Spitting feathers – what does the Jamie Carragher incident tell us about how employers deal with misconduct outside of work?
The details of the incident involving ex-Liverpool FC player Jamie Carragher do not need repeating. Anyone with even a passing interest in football is aware of the circumstances which led to his suspension by Sky TV.
However, the incident raises a number of interesting points for employers, particularly the question of whether acts of misconduct outside of work can be treated as a disciplinary matter.
It is first worth saying that it is unlikely that Jamie Carragher is an employee of Sky; he is much more likely to be self-employed, particularly given that he also appears as a pundit for a number of other broadcasters. However, if for argument’s sake we assume he is an employee, could Sky dismiss him?
The short answer is yes.
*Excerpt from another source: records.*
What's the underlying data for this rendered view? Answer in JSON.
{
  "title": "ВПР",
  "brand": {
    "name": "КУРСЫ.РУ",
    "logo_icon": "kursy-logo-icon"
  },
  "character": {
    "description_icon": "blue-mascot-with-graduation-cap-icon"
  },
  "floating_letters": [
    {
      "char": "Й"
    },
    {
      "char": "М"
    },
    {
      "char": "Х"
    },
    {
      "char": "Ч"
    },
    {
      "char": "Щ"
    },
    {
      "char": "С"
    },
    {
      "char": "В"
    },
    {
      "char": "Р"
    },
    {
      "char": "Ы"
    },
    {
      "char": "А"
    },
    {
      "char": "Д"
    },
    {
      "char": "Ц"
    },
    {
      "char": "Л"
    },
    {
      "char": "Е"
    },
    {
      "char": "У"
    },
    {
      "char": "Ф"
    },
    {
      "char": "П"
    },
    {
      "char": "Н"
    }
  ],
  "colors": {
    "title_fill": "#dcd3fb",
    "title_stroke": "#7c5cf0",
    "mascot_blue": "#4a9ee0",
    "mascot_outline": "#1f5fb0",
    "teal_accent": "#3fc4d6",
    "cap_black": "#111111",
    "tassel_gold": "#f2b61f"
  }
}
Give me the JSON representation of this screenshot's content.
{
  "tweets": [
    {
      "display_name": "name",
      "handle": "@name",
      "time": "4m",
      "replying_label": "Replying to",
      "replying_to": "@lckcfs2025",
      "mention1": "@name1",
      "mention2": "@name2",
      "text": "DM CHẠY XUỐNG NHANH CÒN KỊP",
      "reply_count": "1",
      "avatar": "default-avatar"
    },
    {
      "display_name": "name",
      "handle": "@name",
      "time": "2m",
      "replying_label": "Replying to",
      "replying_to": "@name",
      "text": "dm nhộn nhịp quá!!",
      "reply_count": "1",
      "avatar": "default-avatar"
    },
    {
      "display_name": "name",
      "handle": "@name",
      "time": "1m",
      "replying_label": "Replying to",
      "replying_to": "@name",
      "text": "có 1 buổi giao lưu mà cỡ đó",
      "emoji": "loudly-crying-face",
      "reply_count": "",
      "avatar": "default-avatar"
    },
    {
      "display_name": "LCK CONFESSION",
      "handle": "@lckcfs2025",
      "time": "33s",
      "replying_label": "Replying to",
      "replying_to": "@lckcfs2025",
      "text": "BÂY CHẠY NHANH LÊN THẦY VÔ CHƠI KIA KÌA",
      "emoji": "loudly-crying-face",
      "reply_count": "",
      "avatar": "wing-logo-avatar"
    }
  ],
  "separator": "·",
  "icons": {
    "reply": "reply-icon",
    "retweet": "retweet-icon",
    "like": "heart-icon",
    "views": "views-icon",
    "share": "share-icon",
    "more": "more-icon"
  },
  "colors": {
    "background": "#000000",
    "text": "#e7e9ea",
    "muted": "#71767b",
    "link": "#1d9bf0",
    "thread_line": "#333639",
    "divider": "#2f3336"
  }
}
The longer answer is that it is entirely possible for employers to discipline employees for misconduct which takes place outside of work. This usually occurs where either (1) the misconduct occurs during a time which is an extension of work, such as an office party; or (2) the misconduct brings the employee into disrepute.
In Jamie Carragher’s case, the argument would be that his actions caused reputational damage to Sky. Whether or not this damage would justify dismissal depends on a number of factors, including the nature and seriousness of the reputational damage and whether or not there are any legitimate mitigating factors.
A full investigation and disciplinary process would also be required before reaching any decision and employers should avoid the temptation to jump to conclusions or rush to a decision, even if the incident on the surface appears to be very serious.
The issue of reputational damage would also need to be properly considered, since many employers have been criticised by the courts for relying on this factor when dismissing employers, even though objectively no reputational damage could be shown.
This is of course an unusual case, and ordinary employers are much more likely to face this issue in the context of employees receiving driving convictions or committing minor criminal offences outside of work.
For a smaller business, reputational damage may be less of factor, with the focus instead being on the suitability of the individual to continue in the role in light of their misconduct. For example, a driving offence may make an individual unsuitable for (or unable to carry out) a driving role.
The key point is that employers should always conduct a thorough investigation and follow a fair disciplinary process before reaching a decision. The decision reached must also be consistent with other previous decisions, or be mindful of setting a precedent for future incidents.
If you are an employer concerned about how to deal with a disciplinary matter in your workplace, please get in touch with our Employment Law experts on 0151 433 6042 or email@example.com.